↓↓↓

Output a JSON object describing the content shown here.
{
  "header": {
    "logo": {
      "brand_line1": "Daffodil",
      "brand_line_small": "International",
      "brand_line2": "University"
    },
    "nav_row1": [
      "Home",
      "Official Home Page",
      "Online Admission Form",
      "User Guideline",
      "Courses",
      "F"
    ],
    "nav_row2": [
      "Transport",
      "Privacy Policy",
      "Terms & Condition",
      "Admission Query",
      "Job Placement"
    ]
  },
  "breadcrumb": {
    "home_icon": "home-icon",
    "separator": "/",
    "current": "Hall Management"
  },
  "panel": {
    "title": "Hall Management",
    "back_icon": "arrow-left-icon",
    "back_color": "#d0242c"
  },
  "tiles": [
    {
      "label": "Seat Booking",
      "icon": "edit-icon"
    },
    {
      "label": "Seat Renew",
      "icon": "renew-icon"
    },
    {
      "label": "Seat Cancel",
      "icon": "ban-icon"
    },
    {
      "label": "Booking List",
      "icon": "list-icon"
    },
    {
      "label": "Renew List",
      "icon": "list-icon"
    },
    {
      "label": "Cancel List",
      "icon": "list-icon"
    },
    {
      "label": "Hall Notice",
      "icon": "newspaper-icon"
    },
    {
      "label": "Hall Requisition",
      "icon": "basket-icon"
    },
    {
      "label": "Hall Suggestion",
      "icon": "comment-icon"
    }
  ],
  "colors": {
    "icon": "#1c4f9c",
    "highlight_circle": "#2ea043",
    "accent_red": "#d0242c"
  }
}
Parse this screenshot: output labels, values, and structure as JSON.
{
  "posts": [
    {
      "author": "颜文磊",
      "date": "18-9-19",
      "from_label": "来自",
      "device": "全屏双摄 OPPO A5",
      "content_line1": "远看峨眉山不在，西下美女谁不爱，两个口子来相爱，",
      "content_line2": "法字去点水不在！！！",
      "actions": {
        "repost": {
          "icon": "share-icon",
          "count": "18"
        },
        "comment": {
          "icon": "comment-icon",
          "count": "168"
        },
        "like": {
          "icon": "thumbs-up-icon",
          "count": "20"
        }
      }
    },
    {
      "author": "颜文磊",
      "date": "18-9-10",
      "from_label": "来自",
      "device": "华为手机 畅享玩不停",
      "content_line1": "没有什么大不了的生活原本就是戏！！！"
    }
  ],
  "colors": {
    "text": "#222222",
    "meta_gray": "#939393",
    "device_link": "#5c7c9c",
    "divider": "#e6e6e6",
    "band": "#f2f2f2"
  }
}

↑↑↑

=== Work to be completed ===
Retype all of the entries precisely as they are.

=== Exercise response ===
Output a JSON object describing the content shown here.
{
  "header": {
    "logo": {
      "brand_line1": "Daffodil",
      "brand_line_small": "International",
      "brand_line2": "University"
    },
    "nav_row1": [
      "Home",
      "Official Home Page",
      "Online Admission Form",
      "User Guideline",
      "Courses",
      "F"
    ],
    "nav_row2": [
      "Transport",
      "Privacy Policy",
      "Terms & Condition",
      "Admission Query",
      "Job Placement"
    ]
  },
  "breadcrumb": {
    "home_icon": "home-icon",
    "separator": "/",
    "current": "Hall Management"
  },
  "panel": {
    "title": "Hall Management",
    "back_icon": "arrow-left-icon",
    "back_color": "#d0242c"
  },
  "tiles": [
    {
      "label": "Seat Booking",
      "icon": "edit-icon"
    },
    {
      "label": "Seat Renew",
      "icon": "renew-icon"
    },
    {
      "label": "Seat Cancel",
      "icon": "ban-icon"
    },
    {
      "label": "Booking List",
      "icon": "list-icon"
    },
    {
      "label": "Renew List",
      "icon": "list-icon"
    },
    {
      "label": "Cancel List",
      "icon": "list-icon"
    },
    {
      "label": "Hall Notice",
      "icon": "newspaper-icon"
    },
    {
      "label": "Hall Requisition",
      "icon": "basket-icon"
    },
    {
      "label": "Hall Suggestion",
      "icon": "comment-icon"
    }
  ],
  "colors": {
    "icon": "#1c4f9c",
    "highlight_circle": "#2ea043",
    "accent_red": "#d0242c"
  }
}
Parse this screenshot: output labels, values, and structure as JSON.
{
  "posts": [
    {
      "author": "颜文磊",
      "date": "18-9-19",
      "from_label": "来自",
      "device": "全屏双摄 OPPO A5",
      "content_line1": "远看峨眉山不在，西下美女谁不爱，两个口子来相爱，",
      "content_line2": "法字去点水不在！！！",
      "actions": {
        "repost": {
          "icon": "share-icon",
          "count": "18"
        },
        "comment": {
          "icon": "comment-icon",
          "count": "168"
        },
        "like": {
          "icon": "thumbs-up-icon",
          "count": "20"
        }
      }
    },
    {
      "author": "颜文磊",
      "date": "18-9-10",
      "from_label": "来自",
      "device": "华为手机 畅享玩不停",
      "content_line1": "没有什么大不了的生活原本就是戏！！！"
    }
  ],
  "colors": {
    "text": "#222222",
    "meta_gray": "#939393",
    "device_link": "#5c7c9c",
    "divider": "#e6e6e6",
    "band": "#f2f2f2"
  }
}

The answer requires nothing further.